ABOUT THIS TASK:
Set down each of the records below exactly as it reads. No pictures go into the copy.

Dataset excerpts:
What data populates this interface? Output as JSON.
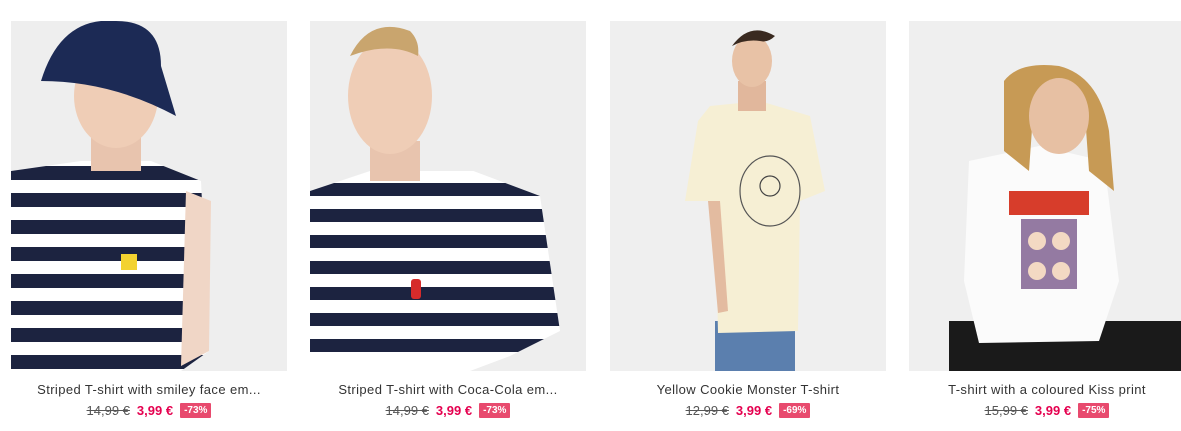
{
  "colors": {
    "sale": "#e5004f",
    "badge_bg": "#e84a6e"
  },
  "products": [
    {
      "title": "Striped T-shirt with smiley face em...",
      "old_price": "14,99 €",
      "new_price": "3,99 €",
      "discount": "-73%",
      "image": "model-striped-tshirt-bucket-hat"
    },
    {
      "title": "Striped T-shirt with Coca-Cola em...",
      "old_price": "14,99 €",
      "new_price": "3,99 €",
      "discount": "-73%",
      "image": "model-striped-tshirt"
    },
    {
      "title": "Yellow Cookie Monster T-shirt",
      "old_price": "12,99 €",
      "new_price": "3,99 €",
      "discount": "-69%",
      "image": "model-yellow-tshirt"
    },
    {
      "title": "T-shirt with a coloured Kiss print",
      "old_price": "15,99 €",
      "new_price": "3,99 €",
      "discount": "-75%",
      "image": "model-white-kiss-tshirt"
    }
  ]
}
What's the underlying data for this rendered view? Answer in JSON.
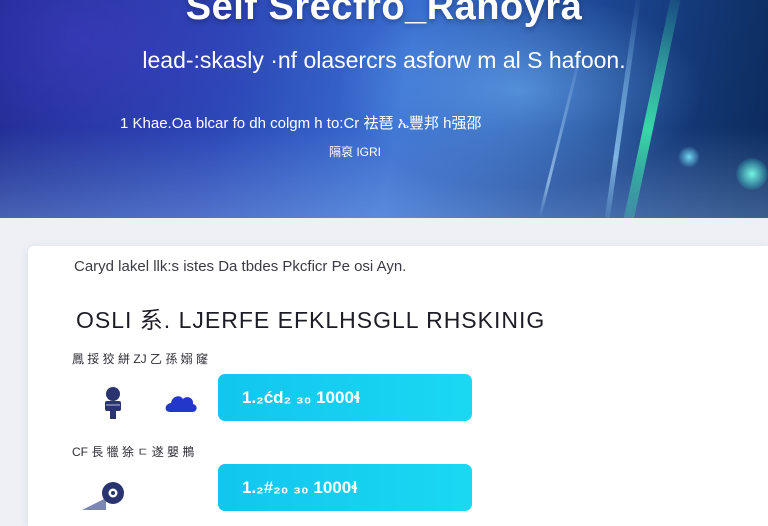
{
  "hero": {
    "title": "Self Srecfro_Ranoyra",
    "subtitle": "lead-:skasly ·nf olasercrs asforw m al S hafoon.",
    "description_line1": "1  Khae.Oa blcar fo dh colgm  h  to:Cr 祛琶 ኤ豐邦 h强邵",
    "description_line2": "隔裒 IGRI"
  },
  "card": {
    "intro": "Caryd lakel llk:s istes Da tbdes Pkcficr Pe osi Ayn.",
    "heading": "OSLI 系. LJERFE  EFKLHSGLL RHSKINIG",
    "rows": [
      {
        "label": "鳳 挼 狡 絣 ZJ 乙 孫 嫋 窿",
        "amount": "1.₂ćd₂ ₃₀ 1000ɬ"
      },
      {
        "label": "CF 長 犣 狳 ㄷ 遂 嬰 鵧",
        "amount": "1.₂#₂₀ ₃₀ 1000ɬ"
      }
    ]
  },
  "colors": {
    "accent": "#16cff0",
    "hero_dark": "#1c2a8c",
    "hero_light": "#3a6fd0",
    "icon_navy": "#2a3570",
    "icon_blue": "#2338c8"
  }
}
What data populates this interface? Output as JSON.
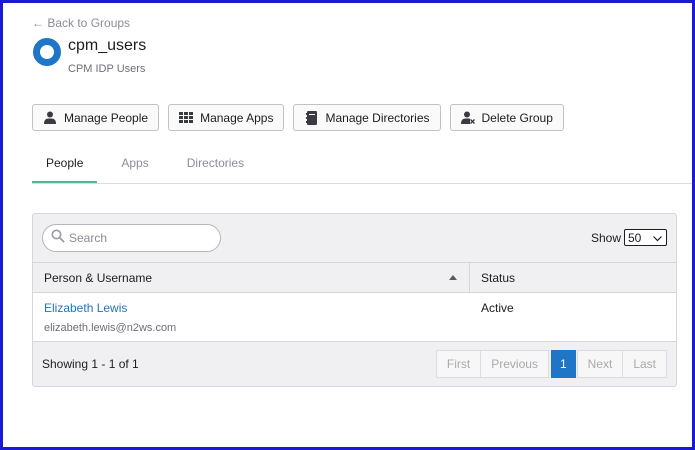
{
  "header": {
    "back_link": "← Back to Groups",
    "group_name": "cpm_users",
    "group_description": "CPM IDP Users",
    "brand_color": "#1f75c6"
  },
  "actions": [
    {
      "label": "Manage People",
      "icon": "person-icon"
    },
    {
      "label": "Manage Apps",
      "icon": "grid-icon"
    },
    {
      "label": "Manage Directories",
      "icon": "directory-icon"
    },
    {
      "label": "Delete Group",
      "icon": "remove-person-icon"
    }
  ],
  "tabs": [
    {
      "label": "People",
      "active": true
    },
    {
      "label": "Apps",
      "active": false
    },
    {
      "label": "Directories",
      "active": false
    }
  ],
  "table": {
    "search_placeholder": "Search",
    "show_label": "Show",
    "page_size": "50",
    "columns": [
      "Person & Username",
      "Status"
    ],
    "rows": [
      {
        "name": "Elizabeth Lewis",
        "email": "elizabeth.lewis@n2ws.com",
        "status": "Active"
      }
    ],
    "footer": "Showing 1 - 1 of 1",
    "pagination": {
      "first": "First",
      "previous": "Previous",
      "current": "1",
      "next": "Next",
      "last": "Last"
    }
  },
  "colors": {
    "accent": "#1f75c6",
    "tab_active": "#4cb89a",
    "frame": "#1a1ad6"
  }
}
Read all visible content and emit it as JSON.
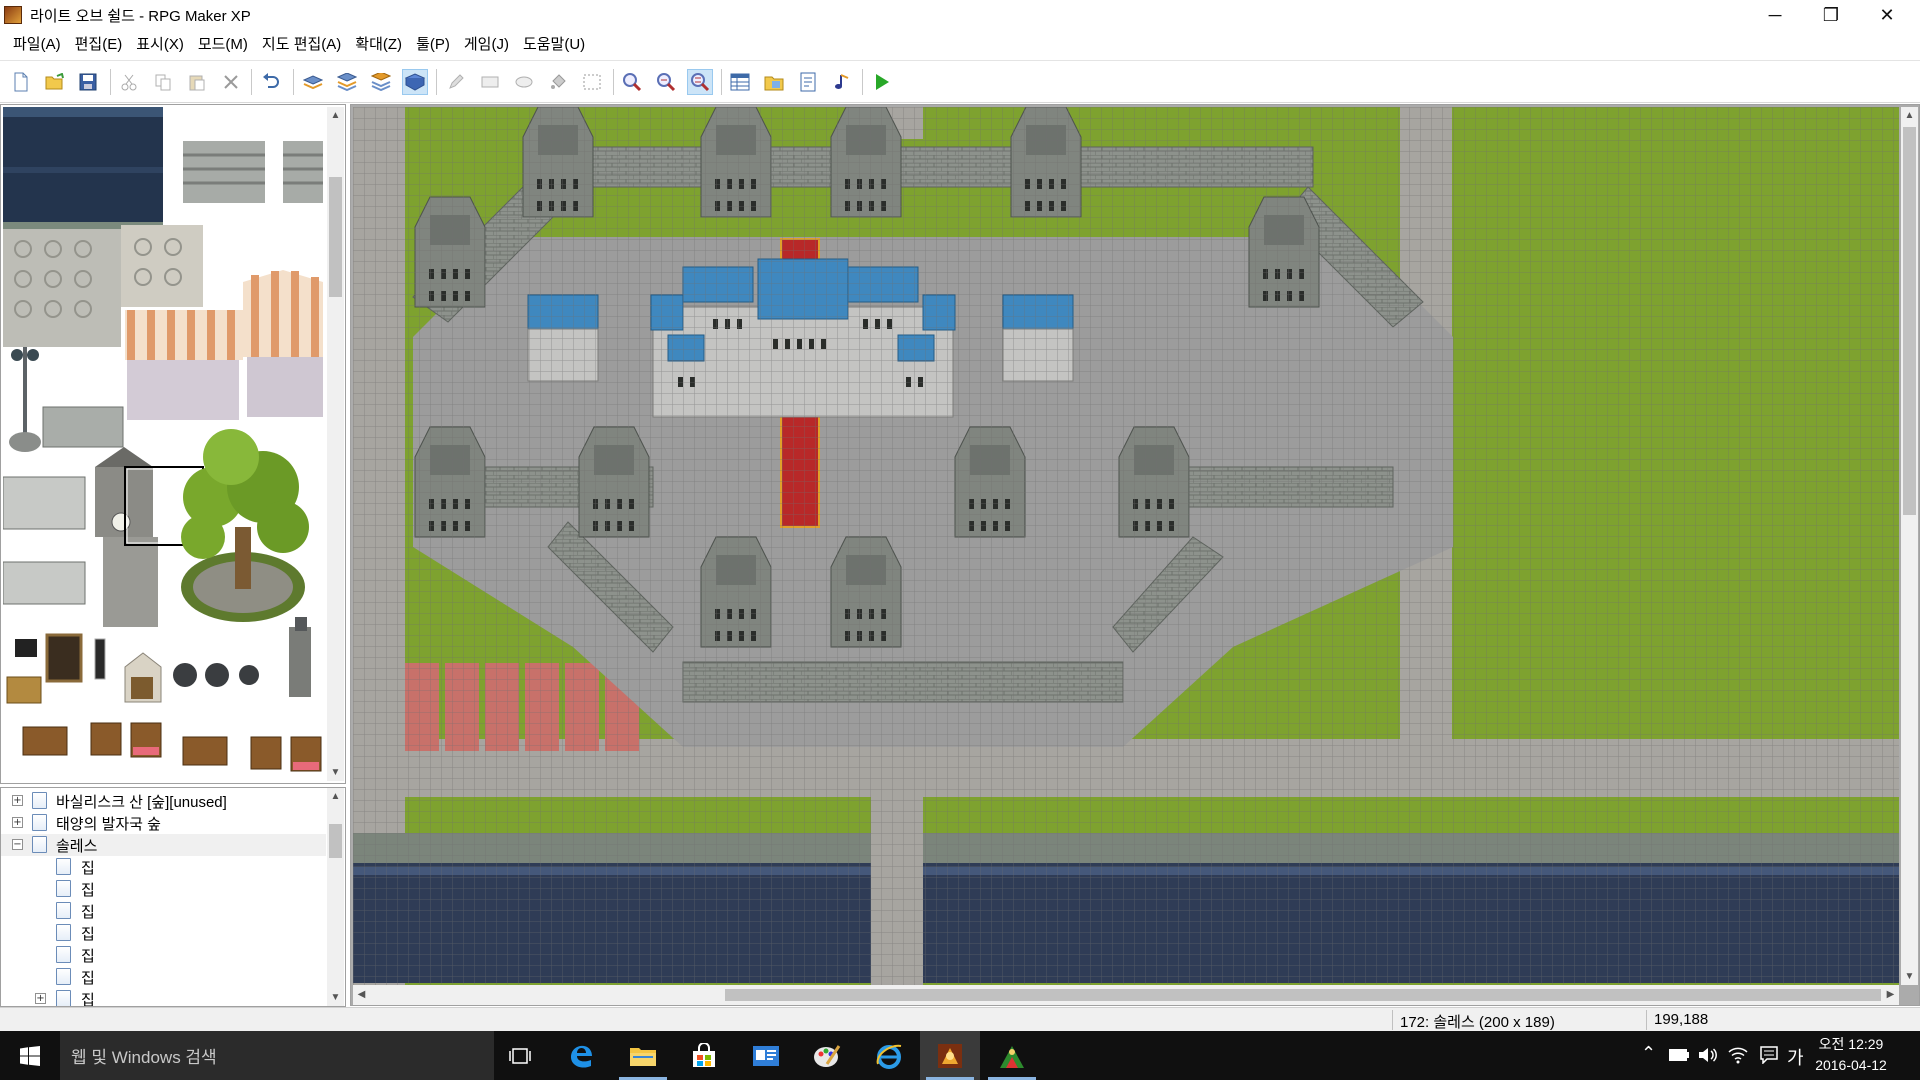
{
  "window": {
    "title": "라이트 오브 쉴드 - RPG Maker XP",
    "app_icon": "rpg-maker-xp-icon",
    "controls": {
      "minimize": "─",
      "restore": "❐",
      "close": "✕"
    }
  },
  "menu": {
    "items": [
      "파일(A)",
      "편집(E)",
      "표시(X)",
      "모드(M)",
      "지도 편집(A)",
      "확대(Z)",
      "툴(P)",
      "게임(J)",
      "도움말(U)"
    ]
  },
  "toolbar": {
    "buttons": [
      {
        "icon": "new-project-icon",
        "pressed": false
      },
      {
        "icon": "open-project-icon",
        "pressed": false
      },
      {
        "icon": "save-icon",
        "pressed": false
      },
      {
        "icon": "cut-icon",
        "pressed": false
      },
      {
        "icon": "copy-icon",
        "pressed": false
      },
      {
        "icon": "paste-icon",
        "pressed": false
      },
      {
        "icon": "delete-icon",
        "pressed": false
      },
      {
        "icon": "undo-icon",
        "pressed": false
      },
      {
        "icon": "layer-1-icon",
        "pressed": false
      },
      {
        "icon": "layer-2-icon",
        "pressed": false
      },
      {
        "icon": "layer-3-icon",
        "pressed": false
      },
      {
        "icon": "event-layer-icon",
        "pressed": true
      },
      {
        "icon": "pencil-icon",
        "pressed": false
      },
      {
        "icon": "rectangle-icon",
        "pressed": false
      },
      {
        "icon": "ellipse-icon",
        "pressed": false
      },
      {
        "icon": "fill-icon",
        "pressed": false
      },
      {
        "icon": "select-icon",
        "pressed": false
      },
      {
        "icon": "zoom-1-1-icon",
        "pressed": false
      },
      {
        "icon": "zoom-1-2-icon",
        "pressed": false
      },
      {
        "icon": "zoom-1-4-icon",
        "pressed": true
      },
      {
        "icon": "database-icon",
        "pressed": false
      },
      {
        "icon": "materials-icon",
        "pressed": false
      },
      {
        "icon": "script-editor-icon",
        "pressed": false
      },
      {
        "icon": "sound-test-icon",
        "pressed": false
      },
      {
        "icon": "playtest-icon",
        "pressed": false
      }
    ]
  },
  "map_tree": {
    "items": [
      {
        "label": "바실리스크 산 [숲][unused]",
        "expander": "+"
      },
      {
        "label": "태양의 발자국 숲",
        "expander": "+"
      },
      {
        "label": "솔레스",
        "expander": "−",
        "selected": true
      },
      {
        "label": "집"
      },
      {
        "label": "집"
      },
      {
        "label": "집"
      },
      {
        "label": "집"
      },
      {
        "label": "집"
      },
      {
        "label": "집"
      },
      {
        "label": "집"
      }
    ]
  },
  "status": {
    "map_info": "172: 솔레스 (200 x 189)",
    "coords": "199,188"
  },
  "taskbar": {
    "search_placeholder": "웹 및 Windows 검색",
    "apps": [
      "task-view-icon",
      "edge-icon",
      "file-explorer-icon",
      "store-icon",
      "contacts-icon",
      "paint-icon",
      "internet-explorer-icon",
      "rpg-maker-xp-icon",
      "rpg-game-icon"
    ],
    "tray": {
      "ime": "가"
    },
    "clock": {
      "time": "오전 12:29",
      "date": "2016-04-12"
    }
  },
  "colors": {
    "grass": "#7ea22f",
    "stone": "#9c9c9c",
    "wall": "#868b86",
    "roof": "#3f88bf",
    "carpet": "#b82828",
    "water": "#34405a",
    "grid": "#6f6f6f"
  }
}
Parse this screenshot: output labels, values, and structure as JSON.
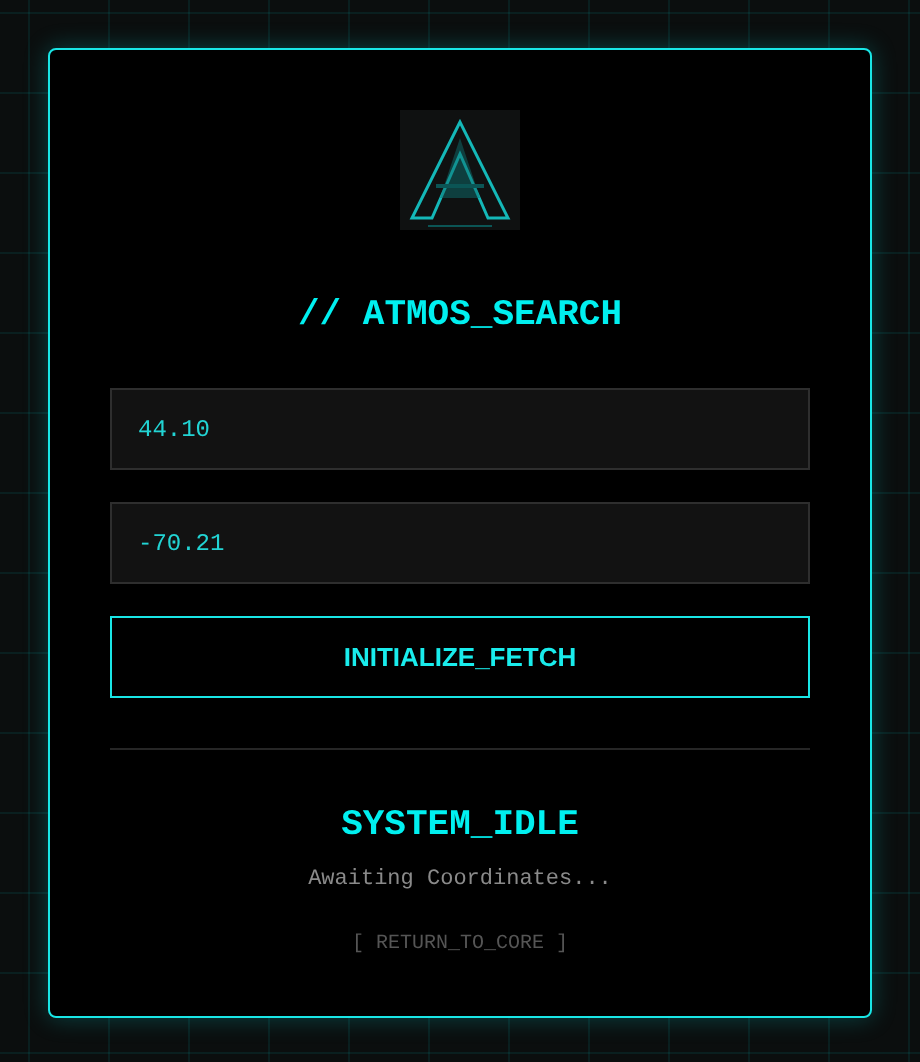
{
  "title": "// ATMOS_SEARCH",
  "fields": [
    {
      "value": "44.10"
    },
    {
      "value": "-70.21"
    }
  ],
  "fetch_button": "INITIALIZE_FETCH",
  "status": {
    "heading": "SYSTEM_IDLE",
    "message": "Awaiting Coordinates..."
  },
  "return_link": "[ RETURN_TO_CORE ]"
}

ANSWER TO THIS TASK:
What data populates this interface? Output as JSON.
{
  "colors": {
    "sale": "#e5004f",
    "badge_bg": "#e84a6e"
  },
  "products": [
    {
      "title": "Striped T-shirt with smiley face em...",
      "old_price": "14,99 €",
      "new_price": "3,99 €",
      "discount": "-73%",
      "image": "model-striped-tshirt-bucket-hat"
    },
    {
      "title": "Striped T-shirt with Coca-Cola em...",
      "old_price": "14,99 €",
      "new_price": "3,99 €",
      "discount": "-73%",
      "image": "model-striped-tshirt"
    },
    {
      "title": "Yellow Cookie Monster T-shirt",
      "old_price": "12,99 €",
      "new_price": "3,99 €",
      "discount": "-69%",
      "image": "model-yellow-tshirt"
    },
    {
      "title": "T-shirt with a coloured Kiss print",
      "old_price": "15,99 €",
      "new_price": "3,99 €",
      "discount": "-75%",
      "image": "model-white-kiss-tshirt"
    }
  ]
}
What's the underlying data for this rendered view? Answer in JSON.
{
  "hero": {
    "title": "Self Srecfro_Ranoyra",
    "subtitle": "lead-:skasly ·nf olasercrs asforw m al S hafoon.",
    "description_line1": "1  Khae.Oa blcar fo dh colgm  h  to:Cr 祛琶 ኤ豐邦 h强邵",
    "description_line2": "隔裒 IGRI"
  },
  "card": {
    "intro": "Caryd lakel llk:s istes Da tbdes Pkcficr Pe osi Ayn.",
    "heading": "OSLI 系. LJERFE  EFKLHSGLL RHSKINIG",
    "rows": [
      {
        "label": "鳳 挼 狡 絣 ZJ 乙 孫 嫋 窿",
        "amount": "1.₂ćd₂ ₃₀ 1000ɬ"
      },
      {
        "label": "CF 長 犣 狳 ㄷ 遂 嬰 鵧",
        "amount": "1.₂#₂₀ ₃₀ 1000ɬ"
      }
    ]
  },
  "colors": {
    "accent": "#16cff0",
    "hero_dark": "#1c2a8c",
    "hero_light": "#3a6fd0",
    "icon_navy": "#2a3570",
    "icon_blue": "#2338c8"
  }
}
What data populates this interface? Output as JSON.
{
  "header": {
    "back_link": "← Back to Groups",
    "group_name": "cpm_users",
    "group_description": "CPM IDP Users",
    "brand_color": "#1f75c6"
  },
  "actions": [
    {
      "label": "Manage People",
      "icon": "person-icon"
    },
    {
      "label": "Manage Apps",
      "icon": "grid-icon"
    },
    {
      "label": "Manage Directories",
      "icon": "directory-icon"
    },
    {
      "label": "Delete Group",
      "icon": "remove-person-icon"
    }
  ],
  "tabs": [
    {
      "label": "People",
      "active": true
    },
    {
      "label": "Apps",
      "active": false
    },
    {
      "label": "Directories",
      "active": false
    }
  ],
  "table": {
    "search_placeholder": "Search",
    "show_label": "Show",
    "page_size": "50",
    "columns": [
      "Person & Username",
      "Status"
    ],
    "rows": [
      {
        "name": "Elizabeth Lewis",
        "email": "elizabeth.lewis@n2ws.com",
        "status": "Active"
      }
    ],
    "footer": "Showing 1 - 1 of 1",
    "pagination": {
      "first": "First",
      "previous": "Previous",
      "current": "1",
      "next": "Next",
      "last": "Last"
    }
  },
  "colors": {
    "accent": "#1f75c6",
    "tab_active": "#4cb89a",
    "frame": "#1a1ad6"
  }
}
Read all visible content and emit it as JSON.
{
  "window": {
    "title": "라이트 오브 쉴드 - RPG Maker XP",
    "app_icon": "rpg-maker-xp-icon",
    "controls": {
      "minimize": "─",
      "restore": "❐",
      "close": "✕"
    }
  },
  "menu": {
    "items": [
      "파일(A)",
      "편집(E)",
      "표시(X)",
      "모드(M)",
      "지도 편집(A)",
      "확대(Z)",
      "툴(P)",
      "게임(J)",
      "도움말(U)"
    ]
  },
  "toolbar": {
    "buttons": [
      {
        "icon": "new-project-icon",
        "pressed": false
      },
      {
        "icon": "open-project-icon",
        "pressed": false
      },
      {
        "icon": "save-icon",
        "pressed": false
      },
      {
        "icon": "cut-icon",
        "pressed": false
      },
      {
        "icon": "copy-icon",
        "pressed": false
      },
      {
        "icon": "paste-icon",
        "pressed": false
      },
      {
        "icon": "delete-icon",
        "pressed": false
      },
      {
        "icon": "undo-icon",
        "pressed": false
      },
      {
        "icon": "layer-1-icon",
        "pressed": false
      },
      {
        "icon": "layer-2-icon",
        "pressed": false
      },
      {
        "icon": "layer-3-icon",
        "pressed": false
      },
      {
        "icon": "event-layer-icon",
        "pressed": true
      },
      {
        "icon": "pencil-icon",
        "pressed": false
      },
      {
        "icon": "rectangle-icon",
        "pressed": false
      },
      {
        "icon": "ellipse-icon",
        "pressed": false
      },
      {
        "icon": "fill-icon",
        "pressed": false
      },
      {
        "icon": "select-icon",
        "pressed": false
      },
      {
        "icon": "zoom-1-1-icon",
        "pressed": false
      },
      {
        "icon": "zoom-1-2-icon",
        "pressed": false
      },
      {
        "icon": "zoom-1-4-icon",
        "pressed": true
      },
      {
        "icon": "database-icon",
        "pressed": false
      },
      {
        "icon": "materials-icon",
        "pressed": false
      },
      {
        "icon": "script-editor-icon",
        "pressed": false
      },
      {
        "icon": "sound-test-icon",
        "pressed": false
      },
      {
        "icon": "playtest-icon",
        "pressed": false
      }
    ]
  },
  "map_tree": {
    "items": [
      {
        "label": "바실리스크 산 [숲][unused]",
        "expander": "+"
      },
      {
        "label": "태양의 발자국 숲",
        "expander": "+"
      },
      {
        "label": "솔레스",
        "expander": "−",
        "selected": true
      },
      {
        "label": "집"
      },
      {
        "label": "집"
      },
      {
        "label": "집"
      },
      {
        "label": "집"
      },
      {
        "label": "집"
      },
      {
        "label": "집"
      },
      {
        "label": "집"
      }
    ]
  },
  "status": {
    "map_info": "172: 솔레스 (200 x 189)",
    "coords": "199,188"
  },
  "taskbar": {
    "search_placeholder": "웹 및 Windows 검색",
    "apps": [
      "task-view-icon",
      "edge-icon",
      "file-explorer-icon",
      "store-icon",
      "contacts-icon",
      "paint-icon",
      "internet-explorer-icon",
      "rpg-maker-xp-icon",
      "rpg-game-icon"
    ],
    "tray": {
      "ime": "가"
    },
    "clock": {
      "time": "오전 12:29",
      "date": "2016-04-12"
    }
  },
  "colors": {
    "grass": "#7ea22f",
    "stone": "#9c9c9c",
    "wall": "#868b86",
    "roof": "#3f88bf",
    "carpet": "#b82828",
    "water": "#34405a",
    "grid": "#6f6f6f"
  }
}
Parse this screenshot: output labels, values, and structure as JSON.
{
  "title": "// ATMOS_SEARCH",
  "fields": [
    {
      "value": "44.10"
    },
    {
      "value": "-70.21"
    }
  ],
  "fetch_button": "INITIALIZE_FETCH",
  "status": {
    "heading": "SYSTEM_IDLE",
    "message": "Awaiting Coordinates..."
  },
  "return_link": "[ RETURN_TO_CORE ]"
}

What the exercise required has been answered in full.